[Dataset rows describing interfaces]
* * * *
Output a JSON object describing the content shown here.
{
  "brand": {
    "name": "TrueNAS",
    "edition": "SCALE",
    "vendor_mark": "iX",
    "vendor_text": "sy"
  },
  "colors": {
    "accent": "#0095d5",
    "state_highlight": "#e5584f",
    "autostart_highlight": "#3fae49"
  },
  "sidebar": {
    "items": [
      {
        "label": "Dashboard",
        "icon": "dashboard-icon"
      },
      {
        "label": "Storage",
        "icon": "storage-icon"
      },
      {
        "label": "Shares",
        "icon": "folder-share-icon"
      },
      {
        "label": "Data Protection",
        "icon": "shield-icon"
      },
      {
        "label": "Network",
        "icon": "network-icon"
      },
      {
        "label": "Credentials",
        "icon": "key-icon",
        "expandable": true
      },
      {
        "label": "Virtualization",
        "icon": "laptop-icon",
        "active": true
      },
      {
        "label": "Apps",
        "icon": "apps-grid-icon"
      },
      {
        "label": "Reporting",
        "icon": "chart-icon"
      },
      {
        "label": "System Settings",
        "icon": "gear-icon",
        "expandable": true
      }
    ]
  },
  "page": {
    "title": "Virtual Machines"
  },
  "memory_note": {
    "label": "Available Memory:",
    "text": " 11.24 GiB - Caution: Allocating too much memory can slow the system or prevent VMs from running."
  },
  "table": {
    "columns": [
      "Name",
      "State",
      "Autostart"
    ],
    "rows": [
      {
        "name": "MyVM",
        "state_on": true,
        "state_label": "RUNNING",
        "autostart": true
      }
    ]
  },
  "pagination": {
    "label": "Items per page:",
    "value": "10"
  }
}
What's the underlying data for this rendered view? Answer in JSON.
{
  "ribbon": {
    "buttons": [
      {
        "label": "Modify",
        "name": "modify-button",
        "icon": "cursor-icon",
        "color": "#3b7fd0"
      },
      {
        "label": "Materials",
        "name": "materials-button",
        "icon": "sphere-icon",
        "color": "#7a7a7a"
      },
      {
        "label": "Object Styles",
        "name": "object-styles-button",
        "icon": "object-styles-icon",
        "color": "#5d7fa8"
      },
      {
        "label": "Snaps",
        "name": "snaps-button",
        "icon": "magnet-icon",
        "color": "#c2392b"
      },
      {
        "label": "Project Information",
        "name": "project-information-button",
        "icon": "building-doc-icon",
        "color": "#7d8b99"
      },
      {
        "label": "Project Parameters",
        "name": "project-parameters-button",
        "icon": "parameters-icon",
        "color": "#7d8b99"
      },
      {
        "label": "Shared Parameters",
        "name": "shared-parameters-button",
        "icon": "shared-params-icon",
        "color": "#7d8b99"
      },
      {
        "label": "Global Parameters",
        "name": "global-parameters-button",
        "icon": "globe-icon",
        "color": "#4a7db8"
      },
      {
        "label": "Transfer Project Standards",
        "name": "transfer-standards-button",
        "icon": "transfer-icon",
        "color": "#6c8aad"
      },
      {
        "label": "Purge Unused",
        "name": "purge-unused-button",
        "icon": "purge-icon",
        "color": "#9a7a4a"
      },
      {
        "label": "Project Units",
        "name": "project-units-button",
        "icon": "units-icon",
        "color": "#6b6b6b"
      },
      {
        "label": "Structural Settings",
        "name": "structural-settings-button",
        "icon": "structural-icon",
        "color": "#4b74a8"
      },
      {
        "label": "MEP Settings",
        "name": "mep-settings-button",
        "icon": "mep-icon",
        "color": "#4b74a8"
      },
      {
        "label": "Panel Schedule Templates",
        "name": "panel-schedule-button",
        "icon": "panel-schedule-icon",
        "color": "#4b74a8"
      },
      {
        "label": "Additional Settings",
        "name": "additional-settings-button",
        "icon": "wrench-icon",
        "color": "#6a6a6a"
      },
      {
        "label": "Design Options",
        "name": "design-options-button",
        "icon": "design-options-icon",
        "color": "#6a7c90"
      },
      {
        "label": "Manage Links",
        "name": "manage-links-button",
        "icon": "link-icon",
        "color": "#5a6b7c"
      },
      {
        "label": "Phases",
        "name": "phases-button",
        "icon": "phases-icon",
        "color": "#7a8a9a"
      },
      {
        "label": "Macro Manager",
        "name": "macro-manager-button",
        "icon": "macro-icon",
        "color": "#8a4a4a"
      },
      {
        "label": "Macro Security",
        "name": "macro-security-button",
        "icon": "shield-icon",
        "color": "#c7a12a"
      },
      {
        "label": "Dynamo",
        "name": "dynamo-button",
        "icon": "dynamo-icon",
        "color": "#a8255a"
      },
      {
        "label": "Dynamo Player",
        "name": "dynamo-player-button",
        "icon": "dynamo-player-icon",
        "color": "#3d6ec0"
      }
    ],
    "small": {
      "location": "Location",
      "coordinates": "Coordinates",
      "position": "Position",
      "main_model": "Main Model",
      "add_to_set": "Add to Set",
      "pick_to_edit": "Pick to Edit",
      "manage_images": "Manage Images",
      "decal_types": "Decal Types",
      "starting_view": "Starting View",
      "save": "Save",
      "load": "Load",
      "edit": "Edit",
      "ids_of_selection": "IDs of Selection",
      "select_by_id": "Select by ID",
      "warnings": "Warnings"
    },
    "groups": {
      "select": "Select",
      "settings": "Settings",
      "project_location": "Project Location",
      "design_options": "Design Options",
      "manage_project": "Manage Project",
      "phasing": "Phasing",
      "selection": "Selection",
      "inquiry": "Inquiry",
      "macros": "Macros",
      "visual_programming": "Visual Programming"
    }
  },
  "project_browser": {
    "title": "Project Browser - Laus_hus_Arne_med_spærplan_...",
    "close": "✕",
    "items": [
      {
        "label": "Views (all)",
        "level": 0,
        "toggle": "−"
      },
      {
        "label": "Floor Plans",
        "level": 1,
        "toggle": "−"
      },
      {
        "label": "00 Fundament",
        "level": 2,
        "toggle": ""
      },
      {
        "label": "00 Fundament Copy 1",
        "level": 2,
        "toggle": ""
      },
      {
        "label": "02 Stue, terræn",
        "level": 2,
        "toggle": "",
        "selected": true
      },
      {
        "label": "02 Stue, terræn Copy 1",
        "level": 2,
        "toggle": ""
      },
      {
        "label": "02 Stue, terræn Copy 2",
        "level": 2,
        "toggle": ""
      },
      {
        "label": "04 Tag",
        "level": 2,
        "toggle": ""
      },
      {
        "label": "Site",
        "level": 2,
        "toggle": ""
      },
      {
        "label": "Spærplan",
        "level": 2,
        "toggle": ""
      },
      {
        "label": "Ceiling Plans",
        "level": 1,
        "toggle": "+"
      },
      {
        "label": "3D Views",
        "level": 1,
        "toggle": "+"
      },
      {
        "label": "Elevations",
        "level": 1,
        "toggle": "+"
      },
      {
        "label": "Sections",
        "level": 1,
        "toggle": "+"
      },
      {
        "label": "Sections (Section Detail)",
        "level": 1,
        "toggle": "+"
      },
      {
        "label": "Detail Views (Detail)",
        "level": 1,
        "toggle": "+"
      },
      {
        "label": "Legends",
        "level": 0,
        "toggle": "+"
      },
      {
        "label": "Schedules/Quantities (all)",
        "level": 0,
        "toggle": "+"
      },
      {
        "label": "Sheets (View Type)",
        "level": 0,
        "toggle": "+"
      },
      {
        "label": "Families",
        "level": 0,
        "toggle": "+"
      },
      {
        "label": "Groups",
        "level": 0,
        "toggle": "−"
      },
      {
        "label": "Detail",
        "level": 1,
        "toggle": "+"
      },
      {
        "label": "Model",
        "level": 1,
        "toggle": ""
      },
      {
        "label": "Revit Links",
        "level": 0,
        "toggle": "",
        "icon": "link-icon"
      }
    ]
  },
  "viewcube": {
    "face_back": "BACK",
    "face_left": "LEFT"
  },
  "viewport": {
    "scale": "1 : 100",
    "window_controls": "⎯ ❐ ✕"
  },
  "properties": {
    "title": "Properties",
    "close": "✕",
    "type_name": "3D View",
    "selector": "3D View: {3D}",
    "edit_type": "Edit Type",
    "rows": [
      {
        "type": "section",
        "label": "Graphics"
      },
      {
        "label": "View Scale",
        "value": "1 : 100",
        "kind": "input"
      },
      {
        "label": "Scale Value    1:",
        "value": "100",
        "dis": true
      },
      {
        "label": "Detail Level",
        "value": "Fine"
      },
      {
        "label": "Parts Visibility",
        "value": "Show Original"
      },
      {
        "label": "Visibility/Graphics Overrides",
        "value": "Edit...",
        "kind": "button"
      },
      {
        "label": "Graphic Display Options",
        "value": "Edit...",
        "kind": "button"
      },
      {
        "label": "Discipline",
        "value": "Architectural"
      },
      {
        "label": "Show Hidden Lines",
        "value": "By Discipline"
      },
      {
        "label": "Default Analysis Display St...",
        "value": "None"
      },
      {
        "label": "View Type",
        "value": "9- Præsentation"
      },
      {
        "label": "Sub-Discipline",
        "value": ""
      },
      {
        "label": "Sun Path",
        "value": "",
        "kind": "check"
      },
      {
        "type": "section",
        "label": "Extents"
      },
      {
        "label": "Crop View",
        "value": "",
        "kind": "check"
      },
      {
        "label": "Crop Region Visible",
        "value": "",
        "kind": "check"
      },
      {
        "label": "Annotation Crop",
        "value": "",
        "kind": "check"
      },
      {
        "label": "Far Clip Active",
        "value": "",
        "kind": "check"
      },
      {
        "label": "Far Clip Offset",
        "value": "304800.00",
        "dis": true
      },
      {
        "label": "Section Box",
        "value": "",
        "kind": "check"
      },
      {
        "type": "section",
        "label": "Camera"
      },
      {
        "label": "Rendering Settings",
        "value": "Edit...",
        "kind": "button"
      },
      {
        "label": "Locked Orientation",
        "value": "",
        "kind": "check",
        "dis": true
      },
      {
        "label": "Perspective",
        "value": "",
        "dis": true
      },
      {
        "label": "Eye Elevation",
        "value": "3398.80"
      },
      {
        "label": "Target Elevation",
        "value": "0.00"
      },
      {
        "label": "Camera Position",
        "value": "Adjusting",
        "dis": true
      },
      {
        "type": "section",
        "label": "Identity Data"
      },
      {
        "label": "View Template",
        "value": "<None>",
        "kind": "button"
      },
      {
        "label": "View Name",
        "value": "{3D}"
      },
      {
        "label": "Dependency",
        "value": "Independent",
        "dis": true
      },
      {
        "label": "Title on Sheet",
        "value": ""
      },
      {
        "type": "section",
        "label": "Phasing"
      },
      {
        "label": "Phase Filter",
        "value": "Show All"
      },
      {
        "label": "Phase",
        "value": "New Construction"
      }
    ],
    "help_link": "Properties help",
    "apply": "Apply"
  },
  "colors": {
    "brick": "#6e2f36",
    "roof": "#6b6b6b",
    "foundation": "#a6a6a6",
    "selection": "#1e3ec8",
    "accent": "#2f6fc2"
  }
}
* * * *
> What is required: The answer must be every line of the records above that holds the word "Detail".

> Exercise answer:
        "label": "Sections (Section Detail)",
        "label": "Detail Views (Detail)",
        "label": "Detail",
        "label": "Detail Level",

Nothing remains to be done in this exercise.